At the same time, there are several important factors that negate the organ-theft theory:
1. The infamous cut. Commentators have often pointed out that the cut proves the authorities are lying about the reason for and the manner of Suslov’s death. The problem is, the cut also seems to prove he wasn’t killed for his organs. If the goal was to get his organs, why not involve a doctor or at least a medical student, who would know what they are doing? (I mean, since medical professionals are already lifting organs from patients in Khabarovsk-area hospitals anyway?) Why not make a proper cut with flaps, which would make it much easier to visualize the organs and remove them without damage? Making a proper cut would serve a dual purpose — get the organs more easily and create an appearance of a legitimate autopsy, or at least one where the sham isn’t blatantly obvious. The cut is probably the most puzzling thing about this case.
2. One source I read reported that Roman Suslov’s cranium was opened as well. That would suggest the purpose of the dissection wasn’t to sell organs. Organ thieves would have no reason to open the victim’s skull. Of course, it could be theorized this was done to create an appearance of a legitimate autopsy — but if the killers went through the trouble of drilling into Suslov’s cranium, couldn’t they have followed a medical textbook diagram and dissected his torso properly?
3. Why spend a day beating and terrifying the victim before cutting him open? After all, physical abuse risks damaging those precious organs or driving the victim to do something desperate. Why risk leaving witnesses by intimidating other conscripts? Wouldn’t it make more sense to quietly grab the victim and later make up a story about some emergent ailment that necessitated surgical intervention and ultimately an autopsy?
The more I think about it, the more I am inclined to conclude that the murders of Omskite conscripts, including those of Marat Bukharbaev and Roman Suslov, are probably thrill killings. The serial killer is, in all likelihood, a senior officer who selects his victims in Omsk and butchers them enroute to Bikin. But what of that? The Russian justice system — an ironic term if there ever was one — is a corrupt morass that swallows whole families and spits them out. As of this writing, Suslov’s death is still ruled a suicide and the case is officially closed. Bukharbaev’s case file has been amended to say that he did not hang himself but was killed during a training exercise. None of the seven Omskite deaths are under investigation. And Russia’s own Jack the Ripper is probably picking another one as we speak — someone else’s son, husband or father.
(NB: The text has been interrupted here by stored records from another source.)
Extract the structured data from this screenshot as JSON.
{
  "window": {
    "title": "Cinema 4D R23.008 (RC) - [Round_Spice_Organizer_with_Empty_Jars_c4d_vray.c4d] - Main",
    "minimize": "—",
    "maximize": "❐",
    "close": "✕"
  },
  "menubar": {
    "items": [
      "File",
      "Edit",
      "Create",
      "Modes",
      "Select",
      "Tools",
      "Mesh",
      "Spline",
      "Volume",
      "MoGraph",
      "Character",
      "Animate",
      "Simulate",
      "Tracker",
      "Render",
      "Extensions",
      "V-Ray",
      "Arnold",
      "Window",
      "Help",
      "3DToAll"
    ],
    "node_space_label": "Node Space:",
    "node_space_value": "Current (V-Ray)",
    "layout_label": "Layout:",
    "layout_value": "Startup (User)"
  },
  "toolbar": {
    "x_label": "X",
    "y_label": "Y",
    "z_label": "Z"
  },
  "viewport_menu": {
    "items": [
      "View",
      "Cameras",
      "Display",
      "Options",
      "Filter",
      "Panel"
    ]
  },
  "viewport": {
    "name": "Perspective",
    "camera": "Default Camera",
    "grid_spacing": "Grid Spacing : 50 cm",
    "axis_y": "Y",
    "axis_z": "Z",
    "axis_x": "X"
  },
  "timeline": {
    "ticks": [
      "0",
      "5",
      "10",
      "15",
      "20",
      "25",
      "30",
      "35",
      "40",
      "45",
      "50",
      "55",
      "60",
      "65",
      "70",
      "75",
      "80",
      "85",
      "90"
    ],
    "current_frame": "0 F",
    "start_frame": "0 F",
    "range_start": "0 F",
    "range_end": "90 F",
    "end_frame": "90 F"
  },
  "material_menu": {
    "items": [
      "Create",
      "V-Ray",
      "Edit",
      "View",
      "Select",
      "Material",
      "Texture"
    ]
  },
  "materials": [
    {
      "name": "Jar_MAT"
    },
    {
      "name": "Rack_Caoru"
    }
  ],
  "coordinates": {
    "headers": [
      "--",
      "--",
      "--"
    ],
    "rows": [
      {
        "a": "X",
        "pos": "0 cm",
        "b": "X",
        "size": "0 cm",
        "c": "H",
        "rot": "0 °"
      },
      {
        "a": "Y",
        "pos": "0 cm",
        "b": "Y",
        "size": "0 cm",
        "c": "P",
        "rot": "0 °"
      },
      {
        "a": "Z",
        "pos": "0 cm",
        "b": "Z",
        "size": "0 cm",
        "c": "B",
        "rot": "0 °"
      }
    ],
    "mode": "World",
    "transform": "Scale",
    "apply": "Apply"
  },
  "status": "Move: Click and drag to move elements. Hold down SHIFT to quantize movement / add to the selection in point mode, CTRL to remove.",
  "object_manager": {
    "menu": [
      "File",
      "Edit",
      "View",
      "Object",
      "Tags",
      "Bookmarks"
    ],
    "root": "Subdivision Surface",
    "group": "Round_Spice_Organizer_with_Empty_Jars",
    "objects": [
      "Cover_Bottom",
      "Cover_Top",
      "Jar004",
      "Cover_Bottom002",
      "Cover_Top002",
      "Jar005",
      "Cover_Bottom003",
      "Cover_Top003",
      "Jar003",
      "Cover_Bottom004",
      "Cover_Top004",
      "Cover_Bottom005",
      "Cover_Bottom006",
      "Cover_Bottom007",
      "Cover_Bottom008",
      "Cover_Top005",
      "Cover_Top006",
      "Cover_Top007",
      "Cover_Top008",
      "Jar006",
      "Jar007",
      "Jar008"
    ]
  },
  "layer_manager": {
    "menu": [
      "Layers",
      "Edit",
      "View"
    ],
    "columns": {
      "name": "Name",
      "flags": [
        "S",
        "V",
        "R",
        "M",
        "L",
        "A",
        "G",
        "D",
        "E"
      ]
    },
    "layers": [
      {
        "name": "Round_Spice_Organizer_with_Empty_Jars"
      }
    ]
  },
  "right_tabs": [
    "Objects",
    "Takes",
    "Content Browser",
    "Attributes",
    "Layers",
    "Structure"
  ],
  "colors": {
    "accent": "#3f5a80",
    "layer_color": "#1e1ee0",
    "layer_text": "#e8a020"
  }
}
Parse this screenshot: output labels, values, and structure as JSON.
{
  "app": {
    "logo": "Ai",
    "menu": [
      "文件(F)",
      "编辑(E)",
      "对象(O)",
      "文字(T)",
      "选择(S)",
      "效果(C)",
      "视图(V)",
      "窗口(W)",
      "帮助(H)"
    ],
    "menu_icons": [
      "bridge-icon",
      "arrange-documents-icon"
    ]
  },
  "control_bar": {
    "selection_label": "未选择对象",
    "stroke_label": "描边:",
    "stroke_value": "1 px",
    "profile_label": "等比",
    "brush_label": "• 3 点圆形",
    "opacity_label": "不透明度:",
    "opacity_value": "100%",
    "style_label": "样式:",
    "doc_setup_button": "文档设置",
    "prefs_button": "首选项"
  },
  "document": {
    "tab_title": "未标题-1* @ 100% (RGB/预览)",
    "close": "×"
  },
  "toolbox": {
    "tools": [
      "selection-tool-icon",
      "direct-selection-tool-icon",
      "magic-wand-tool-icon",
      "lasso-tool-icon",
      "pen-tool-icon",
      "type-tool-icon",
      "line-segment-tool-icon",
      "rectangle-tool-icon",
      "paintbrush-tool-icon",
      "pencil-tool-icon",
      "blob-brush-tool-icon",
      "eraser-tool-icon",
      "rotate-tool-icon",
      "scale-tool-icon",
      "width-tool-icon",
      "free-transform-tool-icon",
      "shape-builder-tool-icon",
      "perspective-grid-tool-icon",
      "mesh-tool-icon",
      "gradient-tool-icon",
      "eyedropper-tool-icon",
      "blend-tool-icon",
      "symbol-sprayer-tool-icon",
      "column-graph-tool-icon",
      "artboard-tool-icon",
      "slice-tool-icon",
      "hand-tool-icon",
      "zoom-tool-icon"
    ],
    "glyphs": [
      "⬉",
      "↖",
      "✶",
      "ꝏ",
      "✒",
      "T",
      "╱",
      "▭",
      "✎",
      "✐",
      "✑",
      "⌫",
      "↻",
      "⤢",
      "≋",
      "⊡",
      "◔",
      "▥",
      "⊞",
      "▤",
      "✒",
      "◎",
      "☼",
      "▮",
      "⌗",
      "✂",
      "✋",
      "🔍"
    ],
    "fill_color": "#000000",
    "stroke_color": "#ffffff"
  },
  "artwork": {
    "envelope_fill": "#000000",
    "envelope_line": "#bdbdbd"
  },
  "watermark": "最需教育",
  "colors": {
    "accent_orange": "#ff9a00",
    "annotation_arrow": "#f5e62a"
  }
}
*A random observation: The military judge said that organs are always taken out and discarded during an autopsy, unless there is a reason not to, such as if the dead body is that of a Muslim. He was at that time commenting on the Suslov case, of course. Marat Bukharbaev’s name, however, suggest that he was of Uzbek background and almost certainly Muslim.